American 3D printing anarchists Defense Distributed have caused a bit of a flap in media and official circles with the release of the Liberator, a 3D-printable handgun. But how disruptive is this thing really?
What is the Liberator?
It’s a single shot handgun, completely 3D fabbed from plastic except for a metal firing pin (aka: a nail). The model demonstated so far was in .380 calibre. It’s the spiritual descendant of nasty self-maiming tools the FP-45 Liberator and the Deer gun. The manufacturers claim that it democratises access to firearms, by allowing anybody to fabricate a real gun at home. I’m going to tell you why that is a really, really bad idea.
Can you make a gun out of plastic?
While many modern firearms do make extensive use of polymers, they use tough high-impact plastics properly formed by processes like injection moulding that guarantee strength. They don’t use 3d printing, for a good reason. Crucially, they also don’t use plastic for any of the actual working parts of the weapon exposed to high stresses.
The Liberator has a plastic frame and trigger mechanism, which is absolutely fine IMO. Unfortunately it also has a plastic barrel and chamber, which is just stupid. This is made worse by the fact that’s it’s constructed using additive manufacturing (aka 3D printing) where parts are built up by extruding layers of thermoplastic. This combination of process and materials is inherently weak, meaning the weapon will be inaccurate, underpowered and dangerous to use.
Inaccurate and underpowered
Firearms are gas-operated. When the primer of a cartridge is struck it burns the propellant inside the cartridge and this generates expanding gas. This gas pushes the bullet out of the cartridge and down the bore, where spin is imparted to stabilise it once it leaves the barrel.

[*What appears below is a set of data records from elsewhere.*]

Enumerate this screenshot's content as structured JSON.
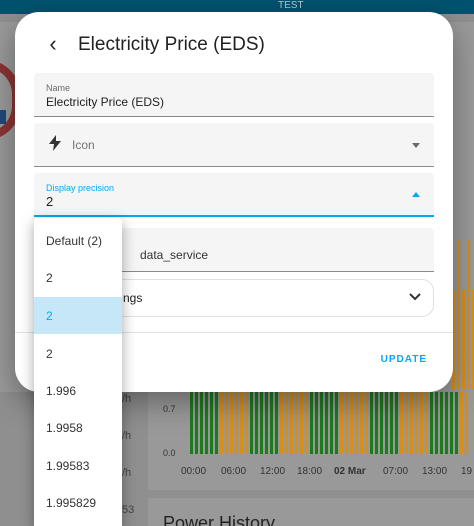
{
  "app": {
    "topbar_label": "TEST"
  },
  "dialog": {
    "title": "Electricity Price (EDS)",
    "name_field": {
      "label": "Name",
      "value": "Electricity Price (EDS)"
    },
    "icon_field": {
      "placeholder": "Icon",
      "icon": "lightning-bolt-icon"
    },
    "precision_field": {
      "label": "Display precision",
      "value": "2"
    },
    "entity_field_visible_value": "data_service",
    "advanced_visible_label": "ngs",
    "update_label": "UPDATE"
  },
  "precision_menu": {
    "items": [
      {
        "label": "Default (2)",
        "selected": false
      },
      {
        "label": "2",
        "selected": false
      },
      {
        "label": "2",
        "selected": true
      },
      {
        "label": "2",
        "selected": false
      },
      {
        "label": "1.996",
        "selected": false
      },
      {
        "label": "1.9958",
        "selected": false
      },
      {
        "label": "1.99583",
        "selected": false
      },
      {
        "label": "1.995829",
        "selected": false
      }
    ]
  },
  "background_chart": {
    "y_ticks": [
      "0.7",
      "0.0"
    ],
    "x_ticks": [
      "00:00",
      "06:00",
      "12:00",
      "18:00",
      "02 Mar",
      "07:00",
      "13:00",
      "19"
    ],
    "side_values": [
      "/h",
      "/h",
      "/h",
      "/h",
      "53"
    ],
    "bottom_card_title": "Power History"
  },
  "colors": {
    "accent": "#03a9f4",
    "bar_green": "#1e7a1e",
    "bar_orange": "#d98e18"
  }
}
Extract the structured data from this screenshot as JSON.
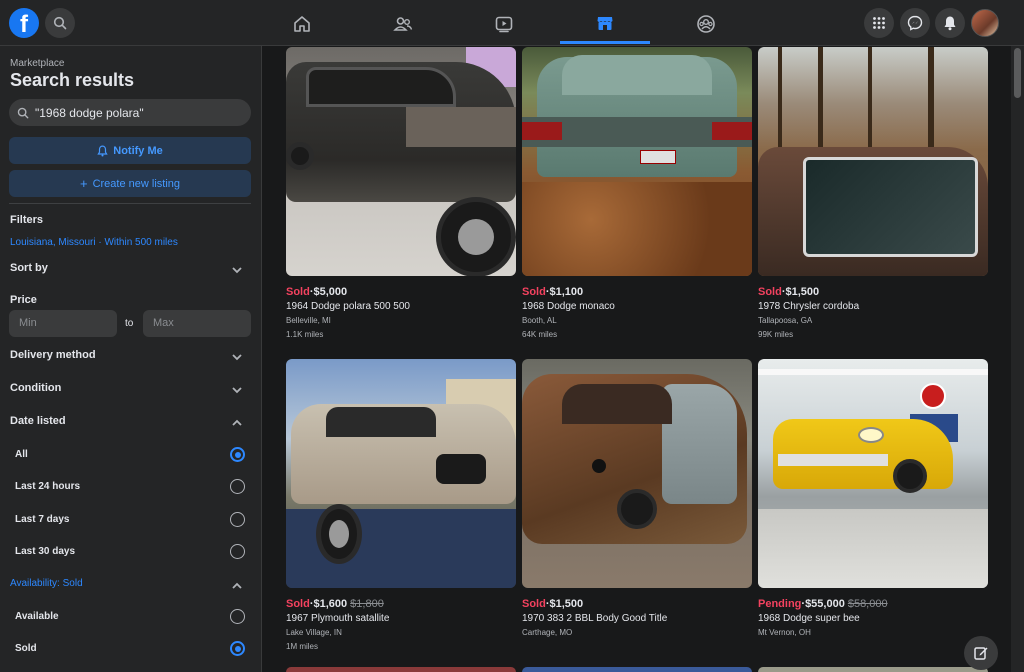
{
  "topbar": {
    "logo_letter": "f",
    "nav_tabs": [
      "home",
      "friends",
      "watch",
      "marketplace",
      "groups"
    ],
    "active_tab": "marketplace"
  },
  "sidebar": {
    "breadcrumb": "Marketplace",
    "title": "Search results",
    "search_value": "\"1968 dodge polara\"",
    "notify_label": "Notify Me",
    "create_label": "Create new listing",
    "filters_label": "Filters",
    "location": "Louisiana, Missouri · Within 500 miles",
    "sort_by": "Sort by",
    "price_label": "Price",
    "min_placeholder": "Min",
    "to_label": "to",
    "max_placeholder": "Max",
    "delivery_method": "Delivery method",
    "condition": "Condition",
    "date_listed": "Date listed",
    "date_options": [
      "All",
      "Last 24 hours",
      "Last 7 days",
      "Last 30 days"
    ],
    "date_selected": "All",
    "availability_label": "Availability: Sold",
    "availability_options": [
      "Available",
      "Sold"
    ],
    "availability_selected": "Sold"
  },
  "listings": [
    {
      "status": "Sold",
      "price": "$5,000",
      "old_price": "",
      "title": "1964 Dodge polara 500 500",
      "location": "Belleville, MI",
      "miles": "1.1K miles"
    },
    {
      "status": "Sold",
      "price": "$1,100",
      "old_price": "",
      "title": "1968 Dodge monaco",
      "location": "Booth, AL",
      "miles": "64K miles"
    },
    {
      "status": "Sold",
      "price": "$1,500",
      "old_price": "",
      "title": "1978 Chrysler cordoba",
      "location": "Tallapoosa, GA",
      "miles": "99K miles"
    },
    {
      "status": "Sold",
      "price": "$1,600",
      "old_price": "$1,800",
      "title": "1967 Plymouth satallite",
      "location": "Lake Village, IN",
      "miles": "1M miles"
    },
    {
      "status": "Sold",
      "price": "$1,500",
      "old_price": "",
      "title": "1970 383 2 BBL Body Good Title",
      "location": "Carthage, MO",
      "miles": ""
    },
    {
      "status": "Pending",
      "price": "$55,000",
      "old_price": "$58,000",
      "title": "1968 Dodge super bee",
      "location": "Mt Vernon, OH",
      "miles": ""
    }
  ],
  "separator": "·",
  "colors": {
    "accent": "#2d88ff",
    "sold": "#f3425f",
    "background": "#18191a",
    "surface": "#242526"
  }
}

The Liberator’s plastic chamber is in fact more elastic than the brass of the cartridge it holds (brass elastic modulus = 100+GPa, ABS = 2.3GPa) so the chamber will not restrain expansion of the brass due to the rising pressure of the burning propellant. In a normal firearm the brass cartridge and lead bullet are constrained by the much less elastic steel chamber. This process is called obturation and is important for forming a tight gas seal so that as much energy as possible is imparted to the projectile.
On top of this, the Liberator’s extremely short barrel means that any gases that do start pushing the bullet along the bore will only have a very short time to transfer energy. Short barrels result in lower muzzle velocities, and since stopping power (ie: kinetic energy) is proportional to the square of velocity this means that short barreled firearms lack stopping power. Half the muzzle velocity will only carry one quarter the kinetic energy. And the Liberator’s barrel is really, really short, robbing the .380 cartridge of any stopping power.
It’s interesting to note that Defense Distributed have not published any chrono readings from their test firings. Were they to so I suspect you would find the Liberator is severely underpowered and dangerously useless for self-defence. Or crime, for that matter.
To make matters even worse the barrel is unrifled, and even if it were rifled the soft plastic would be unable to cut into a soft bullet to impart spin. This means the bullet emerges slowly in a pretty random direction, probably starts tumbling all over the place, and goes anywhere except where you’re pointing it. Not too useful given that you only get one shot.
But a crap gun still beats a knife right?
It should be noted that the original FP-45 Liberator from WWII (built to a higher spec than this one) was estimated to have an maximum range of no more than 25ft, and effective range was more like 10 feet. That’s about spitting distance. Police forces teach their officers that a knife-wielding attacker is dangerous to a gun-wielding cop at around 21ft, a figure the Mythbusters seem to have backed up with some playing around of their own.
Bottom line, the Liberator is no more effective than a knife, and probably somewhat less than an axe, a baseball bat, or any number of seriously lethal devices you can pick up completely legally, such as a chainsaw. Besides not being able to actually do its job, there’s a strong likelihood that it’ll blow up and plant bits of plastic in your eyes and face when you pull the trigger. Indeed, when Defense Distributed tried to fire a rifle calibre cartridge (5.7x28mm) from one it blew up on the first shot, which just goes to show these jokers have no idea what they’re doing. Did they even run the numbers on the chamber pressures before building it? I’m guessing not.
Should it be banned?
Not because it subverts firearms laws or allows criminals to tool up. Personally I’d be quite happy with criminals 3d printing themselves a Liberator if it meant they ween’t carrying better weapons, such a knife (or maybe a spoon).
However, I predict that some fool will fab one and injure themselves badly with it very soon. It’s dangerous to fire and good only for making a loud noise. You could build a more effective weapon with hardware from your local DIY store. 3D printing mongs Defense Distributed claim this gun is a revolution in civilian access to firearms. If that’s true then Lego is a revolution in building houses.
By all means, download and print one for a laugh if you want, but whatever you do don’t fire it.
Some testing done by the New South Wales police, during which (surprise, surprise) one of the two guns they printed blows itself apart: